Within a two week period, in two unconnected conversations, two people told me that practising mindfulness had probably saved their lives. Now, you may think this sounds like an exaggeration. If I hadn’t known both of these people pretty well, I would have agreed.
Mindful of the cynics
I recently read a great article by Madeleine Bunting of The Guardian who argued that soon we would all come to see mindfulness as a necessity to life. On first reading I thought this was a masterful piece, covering the history, practice and application of mindfulness in every aspect of our lives. Then I read through the comments from readers; there were some supportive responses and a fair few negative and cynical ones. Making an effort to suspend my knee-jerk reactions to be a) dismissive of and irritated by the anti-mindfulness lobby, and b) to start questioning whether mindfulness is really of value in the modern world and will be a passing fad, I pondered on some of the objections.
Can mindfulness help an organisation in crisis?
How did mindfulness help Hewlett Packard turn a crisis situation into a belief system, not only for the functional teams, but their families and surrounding communities? Dr Joel Levey, U.S. pioneer in mind-fitness for organisations, explains…
Putting the challenge into context
A colleague of mine was chatting about the Longitude Prize that was launched on the BBC last week. The competition is to commemorate 300 years since the first challenge was set (and consequently won by gruff Yorkshire clockmaker John Harrison with his stable marine chronometers) and the prize of £10 million will be awarded to the person/s who can find a solution to one of six of the world’s greatest challenges.And this got me thinking about some of the challenges our clients face.
Let’s talk about love and happiness: global metrics are transforming the world.
After attending the Global Presencing Forum (GPF) in 2014, Celine shares a number of lessons that we as Future Considerations practice in order to have greater impact in what we do at work and beyond work. Here is the last one in our series of six.
Work less! The positive impact of reducing work hours
After attending the Global Presencing Forum (GPF) in 2014, Celine shares a number of lessons that we as Future Considerations practice in order to have greater impact in what we do at work and beyond work. Here is the fifth in our series of six.

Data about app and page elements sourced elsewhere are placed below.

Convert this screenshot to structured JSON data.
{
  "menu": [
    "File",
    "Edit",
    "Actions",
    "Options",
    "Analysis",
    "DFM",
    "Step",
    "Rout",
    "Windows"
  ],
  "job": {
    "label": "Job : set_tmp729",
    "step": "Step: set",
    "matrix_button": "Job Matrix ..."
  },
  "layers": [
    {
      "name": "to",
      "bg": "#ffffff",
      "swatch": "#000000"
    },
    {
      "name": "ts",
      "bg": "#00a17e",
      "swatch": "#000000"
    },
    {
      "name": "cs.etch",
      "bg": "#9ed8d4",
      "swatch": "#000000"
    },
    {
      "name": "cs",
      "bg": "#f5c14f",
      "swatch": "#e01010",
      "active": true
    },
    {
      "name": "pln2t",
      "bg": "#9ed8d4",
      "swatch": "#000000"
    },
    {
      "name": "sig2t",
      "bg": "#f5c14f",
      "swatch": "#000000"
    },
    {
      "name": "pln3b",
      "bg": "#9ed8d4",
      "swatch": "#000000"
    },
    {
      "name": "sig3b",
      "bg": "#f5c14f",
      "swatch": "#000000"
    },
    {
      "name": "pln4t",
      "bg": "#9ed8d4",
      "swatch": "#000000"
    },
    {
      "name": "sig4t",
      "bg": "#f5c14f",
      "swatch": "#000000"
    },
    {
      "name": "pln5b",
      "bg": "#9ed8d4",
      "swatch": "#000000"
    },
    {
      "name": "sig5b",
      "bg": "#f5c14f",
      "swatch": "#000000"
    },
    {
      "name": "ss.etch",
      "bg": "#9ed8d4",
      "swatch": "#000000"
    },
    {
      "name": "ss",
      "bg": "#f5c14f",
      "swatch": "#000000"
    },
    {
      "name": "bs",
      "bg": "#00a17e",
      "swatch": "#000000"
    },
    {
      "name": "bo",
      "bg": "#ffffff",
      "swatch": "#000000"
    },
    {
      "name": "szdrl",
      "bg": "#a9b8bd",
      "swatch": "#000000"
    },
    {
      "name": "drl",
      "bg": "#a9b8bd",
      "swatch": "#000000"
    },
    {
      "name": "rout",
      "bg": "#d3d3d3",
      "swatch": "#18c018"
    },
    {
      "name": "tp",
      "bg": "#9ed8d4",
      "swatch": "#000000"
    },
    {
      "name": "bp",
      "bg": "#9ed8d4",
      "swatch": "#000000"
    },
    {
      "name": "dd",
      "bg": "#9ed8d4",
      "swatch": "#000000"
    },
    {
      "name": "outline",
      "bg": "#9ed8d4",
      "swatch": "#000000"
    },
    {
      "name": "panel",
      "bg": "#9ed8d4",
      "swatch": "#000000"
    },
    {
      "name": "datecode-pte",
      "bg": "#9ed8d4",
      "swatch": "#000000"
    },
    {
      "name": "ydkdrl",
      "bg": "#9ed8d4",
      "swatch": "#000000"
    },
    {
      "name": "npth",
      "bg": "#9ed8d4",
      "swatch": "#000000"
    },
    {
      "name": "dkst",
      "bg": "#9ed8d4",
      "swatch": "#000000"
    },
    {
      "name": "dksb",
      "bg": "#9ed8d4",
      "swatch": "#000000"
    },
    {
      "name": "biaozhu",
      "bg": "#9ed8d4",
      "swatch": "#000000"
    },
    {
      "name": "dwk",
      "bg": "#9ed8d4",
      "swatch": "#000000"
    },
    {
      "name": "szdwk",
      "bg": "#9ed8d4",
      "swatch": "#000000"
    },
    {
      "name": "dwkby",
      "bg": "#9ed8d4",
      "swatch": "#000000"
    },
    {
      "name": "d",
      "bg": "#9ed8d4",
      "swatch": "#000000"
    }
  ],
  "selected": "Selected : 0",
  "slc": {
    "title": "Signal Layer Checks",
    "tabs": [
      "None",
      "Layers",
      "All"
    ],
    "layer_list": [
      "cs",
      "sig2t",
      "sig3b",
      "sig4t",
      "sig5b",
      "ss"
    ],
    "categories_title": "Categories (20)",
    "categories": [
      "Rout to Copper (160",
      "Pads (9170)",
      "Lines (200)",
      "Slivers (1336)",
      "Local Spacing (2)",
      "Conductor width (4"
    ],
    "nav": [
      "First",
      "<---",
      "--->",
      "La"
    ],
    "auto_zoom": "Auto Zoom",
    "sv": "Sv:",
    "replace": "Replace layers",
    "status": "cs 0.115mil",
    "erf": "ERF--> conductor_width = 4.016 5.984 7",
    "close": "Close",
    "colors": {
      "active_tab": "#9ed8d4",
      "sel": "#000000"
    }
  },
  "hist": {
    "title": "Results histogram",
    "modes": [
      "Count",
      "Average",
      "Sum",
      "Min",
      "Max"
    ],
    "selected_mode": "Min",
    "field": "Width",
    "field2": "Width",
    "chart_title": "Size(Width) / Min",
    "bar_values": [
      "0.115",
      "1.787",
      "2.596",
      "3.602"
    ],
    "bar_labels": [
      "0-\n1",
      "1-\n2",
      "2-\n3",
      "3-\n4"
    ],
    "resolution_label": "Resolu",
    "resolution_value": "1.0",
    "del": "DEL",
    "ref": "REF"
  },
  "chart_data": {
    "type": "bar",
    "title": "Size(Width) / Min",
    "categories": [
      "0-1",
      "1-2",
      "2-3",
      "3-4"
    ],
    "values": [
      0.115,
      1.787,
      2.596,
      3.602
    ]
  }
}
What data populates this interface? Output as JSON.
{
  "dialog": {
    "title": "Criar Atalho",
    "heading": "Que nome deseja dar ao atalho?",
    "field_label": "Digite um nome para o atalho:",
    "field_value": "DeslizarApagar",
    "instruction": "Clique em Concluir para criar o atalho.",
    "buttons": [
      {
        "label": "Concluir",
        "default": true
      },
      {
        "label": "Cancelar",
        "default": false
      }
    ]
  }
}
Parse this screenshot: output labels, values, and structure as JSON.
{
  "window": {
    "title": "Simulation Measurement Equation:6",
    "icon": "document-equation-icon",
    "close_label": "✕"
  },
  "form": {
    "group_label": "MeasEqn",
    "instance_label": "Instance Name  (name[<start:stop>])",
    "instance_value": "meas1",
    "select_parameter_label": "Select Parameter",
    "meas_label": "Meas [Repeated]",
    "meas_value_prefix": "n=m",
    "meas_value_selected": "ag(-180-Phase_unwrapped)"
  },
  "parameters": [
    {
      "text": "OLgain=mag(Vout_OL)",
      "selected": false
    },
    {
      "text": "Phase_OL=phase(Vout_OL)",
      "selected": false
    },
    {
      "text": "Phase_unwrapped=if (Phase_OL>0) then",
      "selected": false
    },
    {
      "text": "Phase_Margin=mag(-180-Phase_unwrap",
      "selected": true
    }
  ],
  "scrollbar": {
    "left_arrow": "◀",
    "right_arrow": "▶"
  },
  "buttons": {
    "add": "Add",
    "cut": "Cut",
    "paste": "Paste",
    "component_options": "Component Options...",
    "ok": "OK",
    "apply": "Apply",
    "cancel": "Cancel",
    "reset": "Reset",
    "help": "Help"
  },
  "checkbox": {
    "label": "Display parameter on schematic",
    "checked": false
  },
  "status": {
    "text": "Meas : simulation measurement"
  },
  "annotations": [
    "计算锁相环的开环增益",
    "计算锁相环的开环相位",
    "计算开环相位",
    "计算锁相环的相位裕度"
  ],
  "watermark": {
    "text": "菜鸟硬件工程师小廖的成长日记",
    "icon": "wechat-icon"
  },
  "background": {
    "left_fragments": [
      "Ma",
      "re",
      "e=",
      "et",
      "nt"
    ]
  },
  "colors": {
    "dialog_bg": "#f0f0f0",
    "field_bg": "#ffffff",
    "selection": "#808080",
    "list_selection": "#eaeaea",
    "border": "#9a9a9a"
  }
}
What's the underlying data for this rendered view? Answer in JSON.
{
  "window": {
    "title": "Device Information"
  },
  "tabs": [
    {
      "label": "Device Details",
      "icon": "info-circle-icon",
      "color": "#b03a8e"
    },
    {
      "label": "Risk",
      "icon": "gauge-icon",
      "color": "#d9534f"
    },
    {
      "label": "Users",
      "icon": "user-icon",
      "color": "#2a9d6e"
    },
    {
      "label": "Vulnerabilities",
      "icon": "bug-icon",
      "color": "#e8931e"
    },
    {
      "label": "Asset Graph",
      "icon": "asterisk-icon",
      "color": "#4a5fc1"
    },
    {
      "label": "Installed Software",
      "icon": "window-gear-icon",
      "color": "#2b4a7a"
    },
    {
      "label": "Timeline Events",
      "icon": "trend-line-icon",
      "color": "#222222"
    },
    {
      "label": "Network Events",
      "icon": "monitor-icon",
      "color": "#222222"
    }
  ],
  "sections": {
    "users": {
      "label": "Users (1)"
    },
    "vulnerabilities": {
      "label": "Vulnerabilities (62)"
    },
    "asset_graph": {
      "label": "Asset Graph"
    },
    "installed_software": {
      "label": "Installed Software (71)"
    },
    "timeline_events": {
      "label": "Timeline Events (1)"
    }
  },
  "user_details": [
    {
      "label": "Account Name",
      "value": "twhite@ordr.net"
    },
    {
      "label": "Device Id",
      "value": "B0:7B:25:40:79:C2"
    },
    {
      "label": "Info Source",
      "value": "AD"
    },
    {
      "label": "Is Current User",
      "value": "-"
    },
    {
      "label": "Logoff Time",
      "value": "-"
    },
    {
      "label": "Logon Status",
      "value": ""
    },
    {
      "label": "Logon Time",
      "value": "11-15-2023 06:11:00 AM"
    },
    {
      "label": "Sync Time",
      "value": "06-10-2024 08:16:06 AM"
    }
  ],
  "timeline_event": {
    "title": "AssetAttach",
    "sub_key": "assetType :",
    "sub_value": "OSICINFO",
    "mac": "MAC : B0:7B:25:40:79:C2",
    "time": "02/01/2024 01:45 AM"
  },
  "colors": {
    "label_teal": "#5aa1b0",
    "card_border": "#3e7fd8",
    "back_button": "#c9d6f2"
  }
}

I was fascinated to hear Juliet Schor, Professor of sociology at Boston College, share her research about how we can have a positive impact on the environment by working less. It’s simple really; productivity gains (derived from the information revolution increasing the productivity per person per hour) are channelled into reducing working hours.
How to generate collective power through the sheer act of listening
After attending the Global Presencing Forum (GPF) in 2014, Celine shares a number of lessons that we as Future Considerations practice in order to have greater impact in what we do at work and beyond work. Here is the fourth in our series of six.
Say “I’ve had enough!” How craving and fear stand in the way of eco-awareness.
After attending the Global Presencing Forum (GPF) in 2014, Celine shares a number of lessons that we as Future Considerations practice in order to have greater impact in what we do at work and beyond work. Here is the third in our series of six.
Don’t just do something, sit there! How multi-tasking is a form of ‘absenting’
After attending the Global Presencing Forum (GPF) in 2014, Celine shares a number of lessons that we as Future Considerations practice in order to have greater impact in what we do at work and beyond work. Here is the second in our series of six.
“It’s all about me, really.” How changing a whole system starts with oneself.
After attending the Global Presencing Forum (GPF) in 2014, Celine shares a number of lessons that we as Future Considerations practice in order to have greater impact in what we do at work and beyond work. Here is the first in our series of six.
In the face of the great complex challenges of our time, Otto Scharmer co-author of Leading from the Emerging Future asserts that the fundamental leadership challenge of our time is shifting from ego awareness (self) to eco-awareness (whole system).